3. Log into the game on an admin character and decorate as you normally would in the game, inside or out. When outside you will notice new radial menu options for Admin Drop Outside and Admin Pickup Outside.

4. Type /log to turn on chat logging, so that everything in the chat box gets written to a file on your hard drive. You’ll want to turn off the time stamping in the Options > Chat menu in the game as well. To avoid duplicate messages, you need to get rid of System Messages in your Combat chat log by right clicking the combat tab, choosing Modify Tab, and moving System Messages from the right side box to the left side box.

5. Open the command window and make a macro for /getobjvars spout and drop the macro onto your toolbar in the first (or any) slot.

6. Target an object or NPC that you placed as a decoration and press the key for the macro you put on your toolbar.

7. Repeat step 6 for every object or mob that you placed.

8. When you’re finished step 7 type /log to turn off logging.

9. Alt-Tab out of the game and head to your profiles folder in the game installation folder and open the chatlog text file in Notepad.

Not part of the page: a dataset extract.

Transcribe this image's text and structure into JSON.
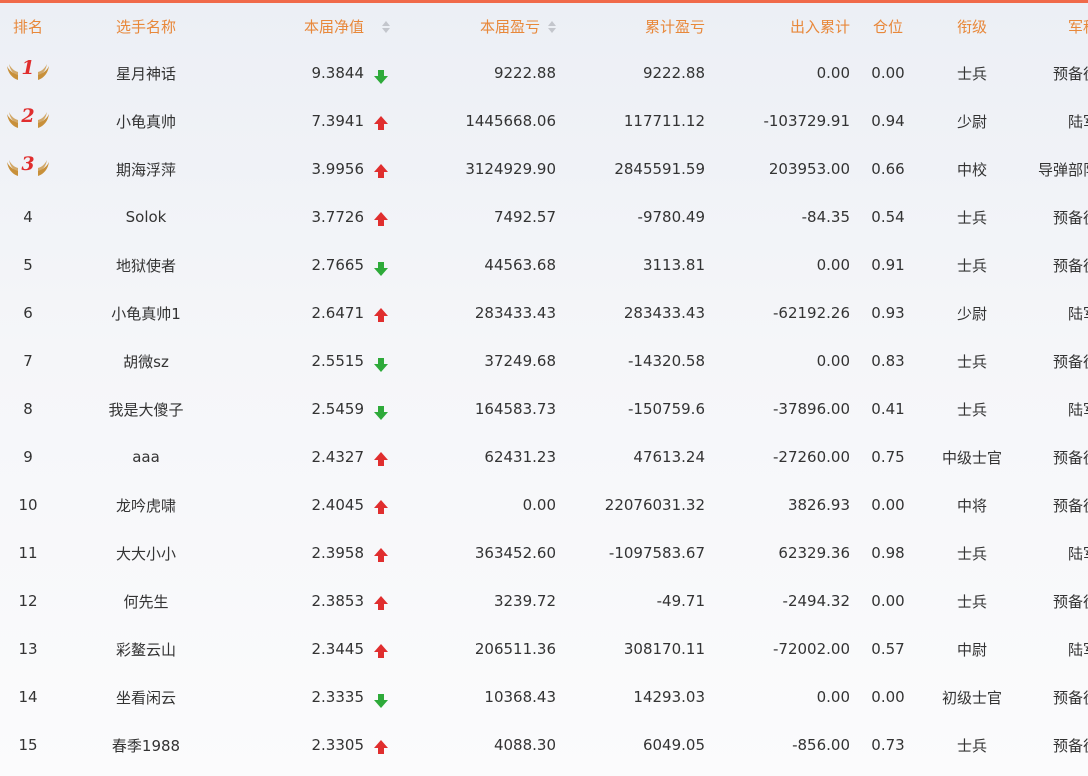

This will look something like so: C:\SWGEmu\profiles\accountName\serverName\281474993500826_chatlog.txt where the long number is the character’s reference number. Smaller number = older character. I made a handy shortcut to the file so I don’t have to go rooting around for it.

10. Remove all the [Spatial] text and extra spaces before the commands you want. Copy one instance of [Spatial] and go to Edit > Replace ( or press ctl+h) in Notepad. Paste [Spatial] in the “Find what:” text box (empty spaces included if you’d like) and press the “Replace All” button.

11. Now all you need to do is copy and paste every spawnSceneObject and/or spawnMobile line into your screenplay. SHAAAHH BAM!, YOU’RE DONE!

12. Note: Any object you dropped outside will be deleted when your server reboots, so no need to clean up after yourself.

So there you have it, a much more natural and quick way to populate your server with decorations and NPCs. Maybe down the road I’ll figure out how to use static objects, such bridges, walls, buildings, etc, in the same way, but this will do for now.

Happy world building! 🙂